No one person has access to all of the facts, so discernment in the D.C. gladiatorial games depends on reliable reporting based on biblical objectivity, or the “God’s-eye” view. It is impartial, fact-filled, and thorough and recognizes that “Nothing in all creation is hidden from God’s sight. Everything is uncovered and laid bare before the eyes of him to whom we must give account,” including the biases of the reporter. [4] 

For that I can only recommend WORLD Magazine and World Radio’s The World and Everything In It podcast. You can get a risk-free three-month trial membership by going to www.getWORLDnow.com.

[1] 1 Kings 3:9 NIV

[2] 1 Kings 3:24 NIV

[3] Acts 5:34-39

[4] Heb 4:13

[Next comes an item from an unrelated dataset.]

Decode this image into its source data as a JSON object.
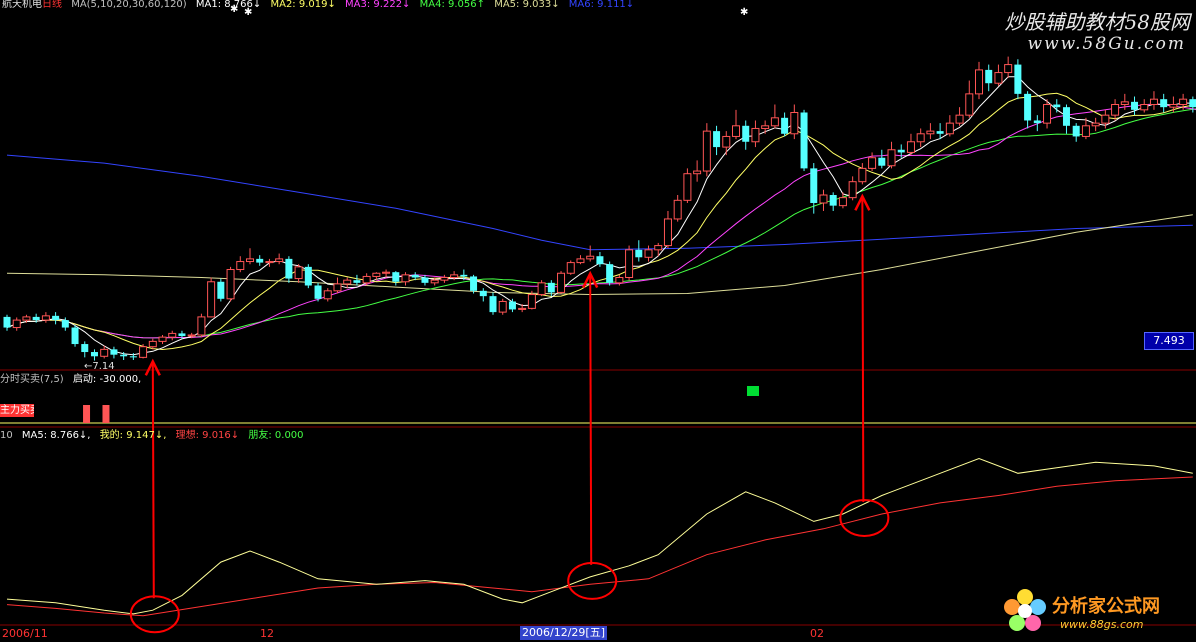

WORLD RADIO: NPR FOR CONSERVATIVES

OK, I admit it, I enjoy National Public Radio (NPR) and I’ve listened to it for decades. I’ve listened to it for so long that I know who Bob Simon is and what happened to him. I’ll just stand here for a minute so my conservative friends can lob their rotten tomatoes …

Feel better? Good, now let me tell you why NPR scratches my information-junkie-itch and what I’ve found to replace it.

NPR does a lot of things very well. From Morning Edition to All Things Considered, Car Talk to The People’s Pharmacy and This American Life, among others, NPR succeeds with its breadth of topics, in depth reporting, and its literate reporting staff. But more than anything else I appreciate its tone. Unlike its commercial, conservative competitors, it isn’t bombastic, crude, repetitive, personality-driven or sensationalism, but rational, reasonable, and somewhat understated. The problem, and it is a deep one, is that you can’t listen to NPR without noticing its Darwinian, post-modern, secular-humanist point of view. (Did I leave any out?). I am increasingly sickened by its total commitment to the politically correct party line and pretty much anything contrary to the biblical world view. It’s reporting on the Planned Parenthood videos sounds like public relations work by the priestesses of this modern Molech. As Juan Williams said in 2010, when he was unceremoniously fired from NPR for mentioning his reasonable fear of Muslims on airplanes, “To say the least this is a chilling assault on free speech. The critical importance of honest journalism and a free flowing, respectful national conversation needs to be had in our country. But it is being buried as collateral damage in a war whose battles include political correctness and ideological orthodoxy.”

Enter WORLD RADIO and its daily program, The World and Everything In It, a thirty-minute daily broadcast available to download on your smartphone or listen online. The World and Everything In It takes the best of NPR, its tone, its breadth, and its intelligence, and presents its news and commentary from a biblical world view. It is refreshingly honest about this, unlike NPR, which pretends objectivity as it promotes the PC party line. Its contributors and regular guests include Cal Thomas and John Stonestreet, along with weekly interviews with thinkers and policy makers from all walks of life. WORLD RADIO is also committed to journalistic integrity. They do the hard work of chasing down the facts, verifying them, and reporting them without gloss. Like the magazine from which it grew, WORLD RADIO doesn’t shy away from difficult stories. It will report corruption and failure within Christianity as well as without, yet without the rancor and insensitivity found in some other publications.

WORLD RADIO is part of World News Group, which also produces the monthly World Magazine and GOD’S BIG WORLD for kids. They also sponsor the Hope Awards for effective charity. Like NPR, it is a non-profit, which works in its favor. It doesn’t let its advertisers shape its content. Yet unlike NPR, which slurps at the tax-payer-money-trough to fund its budget, WORLD doesn’t whine. They do offer an opportunity for forward thinking Christians to contribute to the further development of world class journalism from a biblical point of view. I urge you to check them out, and become a regular reader and supporter.